Virgil Ross is one of the most influential animators of the classic Warner Bros. era.
He began his career working with Charles B. Mintz, Ub Iwerks, and then with Walter Lantz. In 1935, he moved on to work for Leon Schlesinger at Warner Bros. where he spent about 30 years, first under Tex Avery’s supervision, then with Bob Clampett, and finally with Friz Freleng.
Of the many characters Ross animated, he is most closely associated with Bugs Bunny. As animator for “A Wild Hare” (1940), generally regarded as the first appearance of the wise cracking wabbit, Ross played a key role in the creation of this most iconic character
Ross also did a great deal of work with Tweety, Daffy Duck, Yosemite Sam, Wile E. Coyote and Road Runner, and many other classic Looney Tunes characters.
Ross on the creation of Bugs Bunny: "We received orders from the story department that they needed a drawing of a bunny. We all did drawings and tacked them on the wall, and the story men voted on them. We had one writer named Bugs Hardaway and for some reason, this one drawing became known as Bugs' Bunny.

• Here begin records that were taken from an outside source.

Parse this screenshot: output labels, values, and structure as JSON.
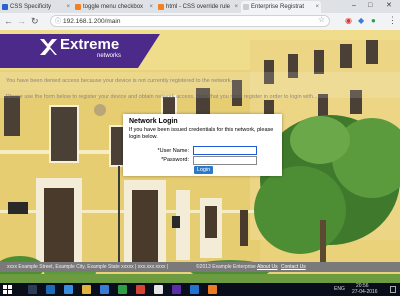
{
  "browser": {
    "tabs": [
      {
        "label": "CSS Specificity",
        "color": "#2b63c9"
      },
      {
        "label": "toggle menu checkbox",
        "color": "#f48024"
      },
      {
        "label": "html - CSS override rule",
        "color": "#f48024"
      },
      {
        "label": "Enterprise Registrat",
        "color": "#cccccc"
      }
    ],
    "window_controls": {
      "minimize": "–",
      "maximize": "□",
      "close": "✕"
    },
    "url": "192.168.1.200/main"
  },
  "brand": {
    "name": "Extreme",
    "sub": "networks"
  },
  "background_text": {
    "line1": "You have been denied access because your device is not currently registered to the network.",
    "line2": "Please use the form below to register your device and obtain network access. Note that you must register in order to login with..."
  },
  "login": {
    "title": "Network Login",
    "message": "If you have been issued credentials for this network, please login below.",
    "username_label": "*User Name:",
    "password_label": "*Password:",
    "username_value": "",
    "password_value": "",
    "button_label": "Login"
  },
  "footer": {
    "address": "xxxx Example Street, Example City, Example State xxxxx | xxx.xxx.xxxx |",
    "copyright": "©2013 Example Enterprise",
    "about": "About Us",
    "contact": "Contact Us"
  },
  "taskbar": {
    "time": "20:56",
    "date": "27-04-2016",
    "lang": "ENG"
  }
}
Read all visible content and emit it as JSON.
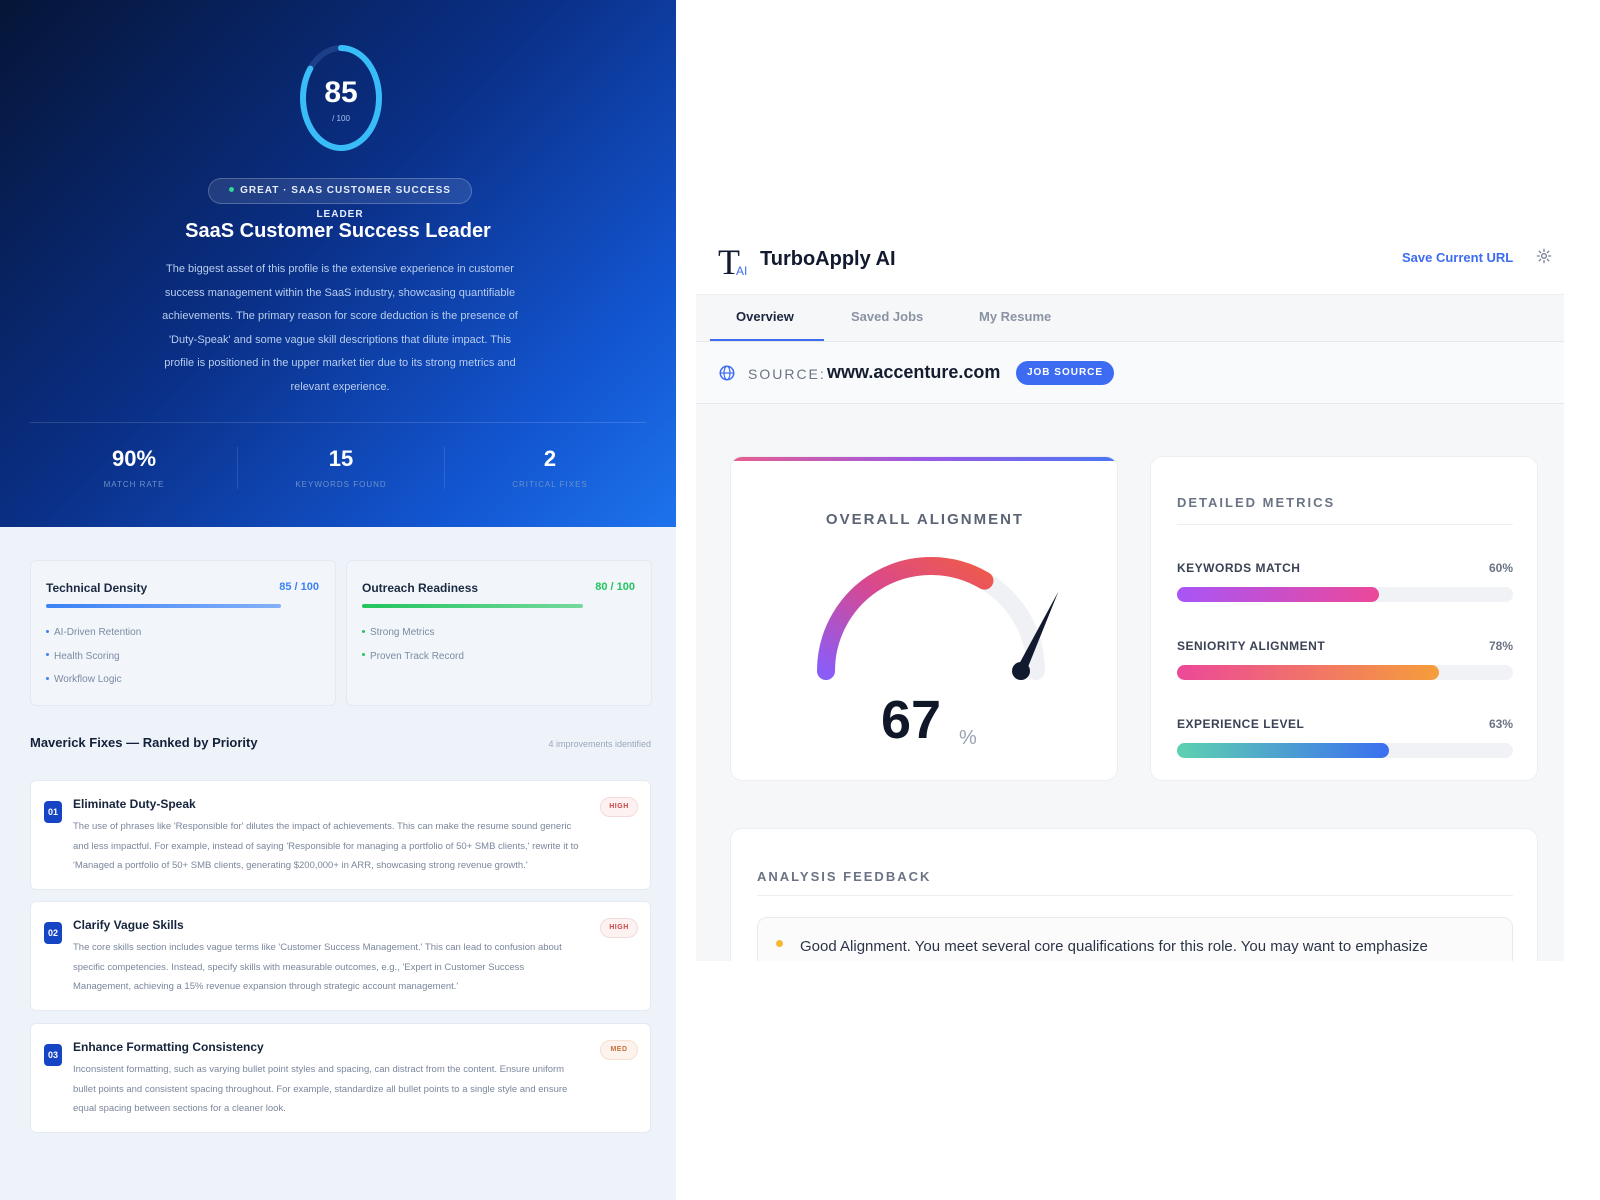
{
  "resume_report": {
    "score": {
      "value": "85",
      "max": "/ 100",
      "fraction": 0.85
    },
    "pill_label": "GREAT · SAAS CUSTOMER SUCCESS LEADER",
    "title": "SaaS Customer Success Leader",
    "description": "The biggest asset of this profile is the extensive experience in customer success management within the SaaS industry, showcasing quantifiable achievements. The primary reason for score deduction is the presence of 'Duty-Speak' and some vague skill descriptions that dilute impact. This profile is positioned in the upper market tier due to its strong metrics and relevant experience.",
    "stats": [
      {
        "value": "90%",
        "label": "MATCH RATE"
      },
      {
        "value": "15",
        "label": "KEYWORDS FOUND"
      },
      {
        "value": "2",
        "label": "CRITICAL FIXES"
      }
    ],
    "categories": [
      {
        "title": "Technical Density",
        "score": "85 / 100",
        "fraction": 0.85,
        "color": "#3b82f6",
        "bullets": [
          "AI-Driven Retention",
          "Health Scoring",
          "Workflow Logic"
        ]
      },
      {
        "title": "Outreach Readiness",
        "score": "80 / 100",
        "fraction": 0.8,
        "color": "#22c55e",
        "bullets": [
          "Strong Metrics",
          "Proven Track Record"
        ]
      }
    ],
    "fixes_title": "Maverick Fixes — Ranked by Priority",
    "fixes_count": "4 improvements identified",
    "fixes": [
      {
        "num": "01",
        "title": "Eliminate Duty-Speak",
        "priority": "HIGH",
        "description": "The use of phrases like 'Responsible for' dilutes the impact of achievements. This can make the resume sound generic and less impactful. For example, instead of saying 'Responsible for managing a portfolio of 50+ SMB clients,' rewrite it to 'Managed a portfolio of 50+ SMB clients, generating $200,000+ in ARR, showcasing strong revenue growth.'"
      },
      {
        "num": "02",
        "title": "Clarify Vague Skills",
        "priority": "HIGH",
        "description": "The core skills section includes vague terms like 'Customer Success Management.' This can lead to confusion about specific competencies. Instead, specify skills with measurable outcomes, e.g., 'Expert in Customer Success Management, achieving a 15% revenue expansion through strategic account management.'"
      },
      {
        "num": "03",
        "title": "Enhance Formatting Consistency",
        "priority": "MED",
        "description": "Inconsistent formatting, such as varying bullet point styles and spacing, can distract from the content. Ensure uniform bullet points and consistent spacing throughout. For example, standardize all bullet points to a single style and ensure equal spacing between sections for a cleaner look."
      }
    ]
  },
  "extension": {
    "app_title": "TurboApply AI",
    "logo_text": "T",
    "logo_sub": "AI",
    "save_url_label": "Save Current URL",
    "tabs": [
      "Overview",
      "Saved Jobs",
      "My Resume"
    ],
    "active_tab": 0,
    "source": {
      "label": "SOURCE:",
      "url": "www.accenture.com",
      "badge": "JOB SOURCE"
    },
    "alignment": {
      "title": "OVERALL ALIGNMENT",
      "value": "67",
      "unit": "%",
      "fraction": 0.67
    },
    "metrics_title": "DETAILED METRICS",
    "metrics": [
      {
        "label": "KEYWORDS MATCH",
        "value": "60%",
        "fraction": 0.6,
        "from": "#a855f7",
        "to": "#ec4899"
      },
      {
        "label": "SENIORITY ALIGNMENT",
        "value": "78%",
        "fraction": 0.78,
        "from": "#ec4899",
        "to": "#f59e3a"
      },
      {
        "label": "EXPERIENCE LEVEL",
        "value": "63%",
        "fraction": 0.63,
        "from": "#5ed1b0",
        "to": "#3b6ff0"
      }
    ],
    "feedback_title": "ANALYSIS FEEDBACK",
    "feedback_text": "Good Alignment. You meet several core qualifications for this role. You may want to emphasize"
  },
  "colors": {
    "accent": "#3d6cf2",
    "hero_dark": "#061537",
    "hero_light": "#1d73ec"
  }
}
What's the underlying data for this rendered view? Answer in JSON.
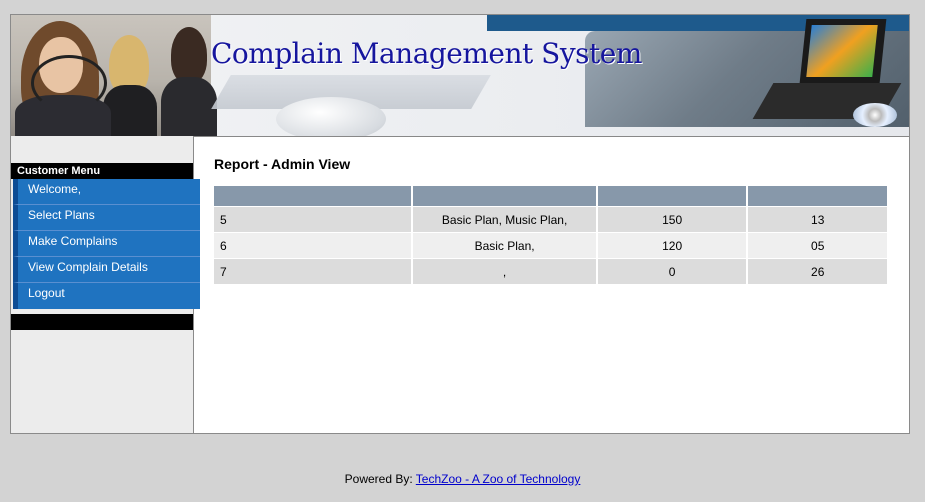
{
  "banner": {
    "title": "Complain Management System"
  },
  "sidebar": {
    "header": "Customer Menu",
    "items": [
      {
        "label": "Welcome,"
      },
      {
        "label": "Select Plans"
      },
      {
        "label": "Make Complains"
      },
      {
        "label": "View Complain Details"
      },
      {
        "label": "Logout"
      }
    ]
  },
  "main": {
    "title": "Report - Admin View",
    "table": {
      "headers": [
        "",
        "",
        "",
        ""
      ],
      "rows": [
        [
          "5",
          "Basic Plan, Music Plan,",
          "150",
          "13"
        ],
        [
          "6",
          "Basic Plan,",
          "120",
          "05"
        ],
        [
          "7",
          ",",
          "0",
          "26"
        ]
      ]
    }
  },
  "footer": {
    "prefix": "Powered By: ",
    "link_text": "TechZoo - A Zoo of Technology"
  },
  "colors": {
    "menu_bg": "#1f73c0",
    "menu_border": "#0d4c94",
    "table_header": "#8798aa",
    "title_blue": "#16169e"
  }
}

Leon Schlesinger liked the sound of the name and told them to keep it, and that's how Bugs Bunny got his name."
Three Virgil Ross cartoons won Oscars: "Tweety Pie" (1947), "Birds Anonymous" (1957), and "Knighty, Knight Bugs" (1958).
Ross' credits also include work on Woody Woodpecker, a variety of Hanna Barbera shows, Marvel comics, and "Star Trek: The Animated Series".